Summary: Acts 5 gives us two cases where the church faced hardship. One was internal and the other was external. Both were used by God for the good of the church. How can that happen for us today?
(Read Acts 5 with slides)
What does it take to ruin a church? What does it take to stop God?
Acts 5 gives us two stories about threats to the church, one from the inside and the other from the outside.
First. The threat from the inside produced two deaths and great fear upon the whole church. Now, wouldn’t you think that two sudden deaths and great fear might have at least caused a down time on the churches growth? O contraire! Look at verse 14 again: And all the more believers in the Lord, multitudes of men and women, were constantly added to their number. Just imagine their parking problem! It looks like they didn’t sit down when they met in the temple courts. They didn't have folding chairs back then. And where did the Bible classes meet? How did they pass the Lord's Supper and collection plate? It appears that a lot of their worship and fellowship took place in the house to house meetings. The temple court meetings appear from the examples we have, to be evangelistic in nature (Acts 3 – Peter and John speak to the crowds, here in Acts 5:19-21, 25) . Whatever. The story of Ananias and Sapphira show us that in the difficult experiences where they obeyed God, these only served to strengthen and grow the church, not harm her. We need to think about this.
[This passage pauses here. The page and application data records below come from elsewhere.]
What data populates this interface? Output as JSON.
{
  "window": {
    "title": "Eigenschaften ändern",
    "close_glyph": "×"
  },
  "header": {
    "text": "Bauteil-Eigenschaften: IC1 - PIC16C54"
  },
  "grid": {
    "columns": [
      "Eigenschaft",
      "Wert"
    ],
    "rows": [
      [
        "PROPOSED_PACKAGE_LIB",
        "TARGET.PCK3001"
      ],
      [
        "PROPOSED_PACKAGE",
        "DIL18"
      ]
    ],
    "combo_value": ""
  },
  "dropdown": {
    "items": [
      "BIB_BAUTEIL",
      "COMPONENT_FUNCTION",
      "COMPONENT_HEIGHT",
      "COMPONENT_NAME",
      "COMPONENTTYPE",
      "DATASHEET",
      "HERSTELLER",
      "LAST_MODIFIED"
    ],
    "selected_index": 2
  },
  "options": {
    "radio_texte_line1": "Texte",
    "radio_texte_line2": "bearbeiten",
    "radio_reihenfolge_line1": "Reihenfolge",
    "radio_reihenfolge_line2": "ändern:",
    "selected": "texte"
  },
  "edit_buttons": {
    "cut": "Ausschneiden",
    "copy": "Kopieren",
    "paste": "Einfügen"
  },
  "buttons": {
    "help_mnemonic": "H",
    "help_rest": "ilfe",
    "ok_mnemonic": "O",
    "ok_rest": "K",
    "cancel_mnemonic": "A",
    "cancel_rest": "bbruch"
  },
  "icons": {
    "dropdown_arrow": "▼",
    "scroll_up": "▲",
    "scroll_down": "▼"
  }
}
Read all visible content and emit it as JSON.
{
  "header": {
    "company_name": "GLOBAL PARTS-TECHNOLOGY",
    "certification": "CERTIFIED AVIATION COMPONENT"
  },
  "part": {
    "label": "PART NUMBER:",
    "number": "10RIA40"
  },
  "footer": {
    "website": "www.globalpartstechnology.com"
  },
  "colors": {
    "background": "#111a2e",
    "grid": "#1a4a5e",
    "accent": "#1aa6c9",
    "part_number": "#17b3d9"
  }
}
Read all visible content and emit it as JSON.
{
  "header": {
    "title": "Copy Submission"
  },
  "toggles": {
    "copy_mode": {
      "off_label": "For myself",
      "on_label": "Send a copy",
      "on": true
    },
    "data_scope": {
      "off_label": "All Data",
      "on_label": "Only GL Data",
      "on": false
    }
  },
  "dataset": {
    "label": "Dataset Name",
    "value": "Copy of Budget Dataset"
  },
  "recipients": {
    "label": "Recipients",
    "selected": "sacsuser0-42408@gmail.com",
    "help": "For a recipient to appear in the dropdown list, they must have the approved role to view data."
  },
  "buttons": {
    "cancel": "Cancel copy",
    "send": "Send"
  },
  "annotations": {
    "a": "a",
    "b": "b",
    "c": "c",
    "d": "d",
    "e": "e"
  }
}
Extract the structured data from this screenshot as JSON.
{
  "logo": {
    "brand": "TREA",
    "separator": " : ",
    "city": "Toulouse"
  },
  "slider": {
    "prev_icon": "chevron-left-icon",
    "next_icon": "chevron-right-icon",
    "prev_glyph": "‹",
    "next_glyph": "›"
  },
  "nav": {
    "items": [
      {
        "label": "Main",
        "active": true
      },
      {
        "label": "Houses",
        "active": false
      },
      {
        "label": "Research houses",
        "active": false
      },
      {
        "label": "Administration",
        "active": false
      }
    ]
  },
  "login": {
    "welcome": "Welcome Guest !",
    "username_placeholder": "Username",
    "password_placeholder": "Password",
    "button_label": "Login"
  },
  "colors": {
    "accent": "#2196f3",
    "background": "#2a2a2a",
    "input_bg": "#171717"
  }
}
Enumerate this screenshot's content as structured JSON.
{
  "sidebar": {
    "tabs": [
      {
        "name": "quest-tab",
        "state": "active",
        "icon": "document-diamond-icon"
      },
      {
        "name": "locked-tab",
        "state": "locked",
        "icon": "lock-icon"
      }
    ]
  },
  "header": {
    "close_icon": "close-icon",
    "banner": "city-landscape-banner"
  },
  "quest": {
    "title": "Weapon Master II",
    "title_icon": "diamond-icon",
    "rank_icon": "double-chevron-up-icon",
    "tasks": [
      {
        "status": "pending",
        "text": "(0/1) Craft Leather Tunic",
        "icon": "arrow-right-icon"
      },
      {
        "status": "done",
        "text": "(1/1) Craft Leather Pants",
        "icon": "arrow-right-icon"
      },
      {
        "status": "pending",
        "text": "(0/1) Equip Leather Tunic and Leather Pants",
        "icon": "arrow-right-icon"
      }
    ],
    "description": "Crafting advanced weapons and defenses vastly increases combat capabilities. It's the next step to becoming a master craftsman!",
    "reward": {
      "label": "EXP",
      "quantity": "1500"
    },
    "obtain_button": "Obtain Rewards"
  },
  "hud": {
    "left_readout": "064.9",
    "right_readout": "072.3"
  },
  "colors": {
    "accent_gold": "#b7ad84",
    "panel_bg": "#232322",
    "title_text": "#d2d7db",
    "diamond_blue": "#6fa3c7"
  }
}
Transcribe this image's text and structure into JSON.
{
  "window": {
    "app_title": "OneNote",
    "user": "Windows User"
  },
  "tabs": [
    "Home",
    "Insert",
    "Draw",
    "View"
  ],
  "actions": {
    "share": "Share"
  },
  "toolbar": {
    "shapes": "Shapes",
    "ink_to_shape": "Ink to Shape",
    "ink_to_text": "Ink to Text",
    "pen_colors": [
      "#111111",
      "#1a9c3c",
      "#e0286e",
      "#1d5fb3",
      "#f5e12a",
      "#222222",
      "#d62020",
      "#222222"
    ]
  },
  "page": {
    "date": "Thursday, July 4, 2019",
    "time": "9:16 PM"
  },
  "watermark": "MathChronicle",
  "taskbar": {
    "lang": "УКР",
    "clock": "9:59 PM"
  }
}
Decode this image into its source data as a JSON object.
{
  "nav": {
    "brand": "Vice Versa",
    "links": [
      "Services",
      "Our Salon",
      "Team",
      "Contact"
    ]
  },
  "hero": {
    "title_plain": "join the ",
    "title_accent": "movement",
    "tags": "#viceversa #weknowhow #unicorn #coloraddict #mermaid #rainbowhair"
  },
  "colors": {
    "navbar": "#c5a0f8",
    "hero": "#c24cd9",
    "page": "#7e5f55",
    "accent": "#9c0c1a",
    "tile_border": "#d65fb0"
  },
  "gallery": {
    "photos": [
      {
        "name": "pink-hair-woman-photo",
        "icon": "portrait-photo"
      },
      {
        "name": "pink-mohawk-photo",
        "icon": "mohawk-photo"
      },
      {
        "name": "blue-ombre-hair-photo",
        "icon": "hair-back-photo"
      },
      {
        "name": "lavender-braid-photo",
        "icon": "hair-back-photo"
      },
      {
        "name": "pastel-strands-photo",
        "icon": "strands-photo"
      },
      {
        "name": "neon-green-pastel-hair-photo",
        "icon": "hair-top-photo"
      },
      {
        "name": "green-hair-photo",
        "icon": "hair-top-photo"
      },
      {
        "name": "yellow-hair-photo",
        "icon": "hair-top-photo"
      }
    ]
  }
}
What does it take to ruin a church? Believe it or not, some of the very things we might think would be bad for the church, God works though for her good. Rebuking those in error, calling those who fall into sexual immorality or worldliness or other spiritual darkness to repent and disciplining those that reject God's instructions with biblical discipline, these are difficult things for us to follow today. But they are what God tells us to do. What might have happened if Ananias and Sapphira had been allowed to go forward with their deception and nothing was ever said or done about it? What effect might that have had on the future of the church there? Babies need more special care early on than when they grow up. God's sudden and fatal action demonstrates His deep care for the infant church at Jerusalem. As the church grows and spreads and matures God's instructions to the church are to handle discipline themselves, so that they do not fall under God's sever judgment. See 1 Corinthians 11:27-31.
What does it take to ruin a church? (Not the Body of Christ, mind you, which is undefeatable, but the local congregation, which IS vulnerable to apostasy). The Bible shows us how a local church can be ruined. All we need to do is stop following the guidance of the Holy Spirit. All we need to do is decide we know better than God does about how to run His church and begin to do things our own way instead of according to His word. All we need do is take out discipline and discipleship will be weakened and watered down and the church will be spoiled and ruined. The book of Revelation records where Jesus Christ Himself sent letters to seven local churches in Asia. It is there that we see that a local church can indeed be ruined. But we also learn that a church headed for ruin can repent and return. What would Jesus write to us here at Signal Mountain? In Revelation, Jesus gives clear, undeniable warnings to some churches that they are in trouble because they have not been following Him and keeping the faith. He tells the worst one of them, that they are like sickening water and that He is about to spew them out of His mouth. Yet, Jesus immediately follows that with these words. “Those I love I reprove and chasten, so be zealous and repent.” (Rev. 3:19) On the other hand, He also encourages at least two of the seven churches with assurance and hope because they are faithful and obedient.
When we look around us today, we can see that the church is still struggling with the issues of faithful obedience and the pull of the world and culture away from God’s clear instructions and guidance. The simple, yet profoundly wonderful greatest commandment of scripture continues to challenge us. Love the Lord our God with all our heart, soul, mind and strength. Love our neighbors as ourselves. Many things about us reveal our relationship with God and our hearts: The way we dress, talk, places we hang out, ways we entertain ourselves, how we spend our money and use our resources, how we worship, who we share fellowship with, what we look at, listen to, live for and love. What we fear. Believe it or not, for us to be Christian means that we must let Jesus be Lord and guide us in all of these areas of life.